== EXERCISE DESCRIPTION ==
The entries are to be duplicated exactly, with nothing left out.

== RECORDS SHOWN ==
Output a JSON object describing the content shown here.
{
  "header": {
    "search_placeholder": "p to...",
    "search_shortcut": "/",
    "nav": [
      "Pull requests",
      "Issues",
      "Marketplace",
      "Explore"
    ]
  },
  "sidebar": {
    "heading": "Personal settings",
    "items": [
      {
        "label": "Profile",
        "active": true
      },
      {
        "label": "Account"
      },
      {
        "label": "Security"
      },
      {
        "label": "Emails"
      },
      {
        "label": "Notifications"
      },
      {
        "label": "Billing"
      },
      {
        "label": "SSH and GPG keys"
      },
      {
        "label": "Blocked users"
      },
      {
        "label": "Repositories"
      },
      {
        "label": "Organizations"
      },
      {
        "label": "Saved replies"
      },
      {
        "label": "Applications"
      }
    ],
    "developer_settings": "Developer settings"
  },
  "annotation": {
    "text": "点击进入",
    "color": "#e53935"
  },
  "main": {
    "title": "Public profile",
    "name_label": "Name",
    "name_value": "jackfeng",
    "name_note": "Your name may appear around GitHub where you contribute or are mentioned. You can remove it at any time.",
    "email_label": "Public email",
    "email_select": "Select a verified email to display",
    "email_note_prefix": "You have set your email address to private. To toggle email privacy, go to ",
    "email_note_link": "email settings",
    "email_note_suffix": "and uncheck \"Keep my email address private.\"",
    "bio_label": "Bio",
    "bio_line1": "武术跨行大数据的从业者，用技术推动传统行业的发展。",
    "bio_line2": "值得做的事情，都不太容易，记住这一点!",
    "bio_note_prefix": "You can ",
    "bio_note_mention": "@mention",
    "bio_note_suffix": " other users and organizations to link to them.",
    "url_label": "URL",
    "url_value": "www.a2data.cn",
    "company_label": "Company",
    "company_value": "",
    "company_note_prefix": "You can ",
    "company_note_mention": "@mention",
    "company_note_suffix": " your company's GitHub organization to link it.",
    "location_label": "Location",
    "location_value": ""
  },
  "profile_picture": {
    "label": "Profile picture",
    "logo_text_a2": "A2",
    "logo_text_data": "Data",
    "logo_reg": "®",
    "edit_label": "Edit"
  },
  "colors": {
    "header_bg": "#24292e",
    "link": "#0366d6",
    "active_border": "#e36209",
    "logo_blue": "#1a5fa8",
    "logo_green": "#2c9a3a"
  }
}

== YOUR RESPONSE ==
Output a JSON object describing the content shown here.
{
  "header": {
    "search_placeholder": "p to...",
    "search_shortcut": "/",
    "nav": [
      "Pull requests",
      "Issues",
      "Marketplace",
      "Explore"
    ]
  },
  "sidebar": {
    "heading": "Personal settings",
    "items": [
      {
        "label": "Profile",
        "active": true
      },
      {
        "label": "Account"
      },
      {
        "label": "Security"
      },
      {
        "label": "Emails"
      },
      {
        "label": "Notifications"
      },
      {
        "label": "Billing"
      },
      {
        "label": "SSH and GPG keys"
      },
      {
        "label": "Blocked users"
      },
      {
        "label": "Repositories"
      },
      {
        "label": "Organizations"
      },
      {
        "label": "Saved replies"
      },
      {
        "label": "Applications"
      }
    ],
    "developer_settings": "Developer settings"
  },
  "annotation": {
    "text": "点击进入",
    "color": "#e53935"
  },
  "main": {
    "title": "Public profile",
    "name_label": "Name",
    "name_value": "jackfeng",
    "name_note": "Your name may appear around GitHub where you contribute or are mentioned. You can remove it at any time.",
    "email_label": "Public email",
    "email_select": "Select a verified email to display",
    "email_note_prefix": "You have set your email address to private. To toggle email privacy, go to ",
    "email_note_link": "email settings",
    "email_note_suffix": "and uncheck \"Keep my email address private.\"",
    "bio_label": "Bio",
    "bio_line1": "武术跨行大数据的从业者，用技术推动传统行业的发展。",
    "bio_line2": "值得做的事情，都不太容易，记住这一点!",
    "bio_note_prefix": "You can ",
    "bio_note_mention": "@mention",
    "bio_note_suffix": " other users and organizations to link to them.",
    "url_label": "URL",
    "url_value": "www.a2data.cn",
    "company_label": "Company",
    "company_value": "",
    "company_note_prefix": "You can ",
    "company_note_mention": "@mention",
    "company_note_suffix": " your company's GitHub organization to link it.",
    "location_label": "Location",
    "location_value": ""
  },
  "profile_picture": {
    "label": "Profile picture",
    "logo_text_a2": "A2",
    "logo_text_data": "Data",
    "logo_reg": "®",
    "edit_label": "Edit"
  },
  "colors": {
    "header_bg": "#24292e",
    "link": "#0366d6",
    "active_border": "#e36209",
    "logo_blue": "#1a5fa8",
    "logo_green": "#2c9a3a"
  }
}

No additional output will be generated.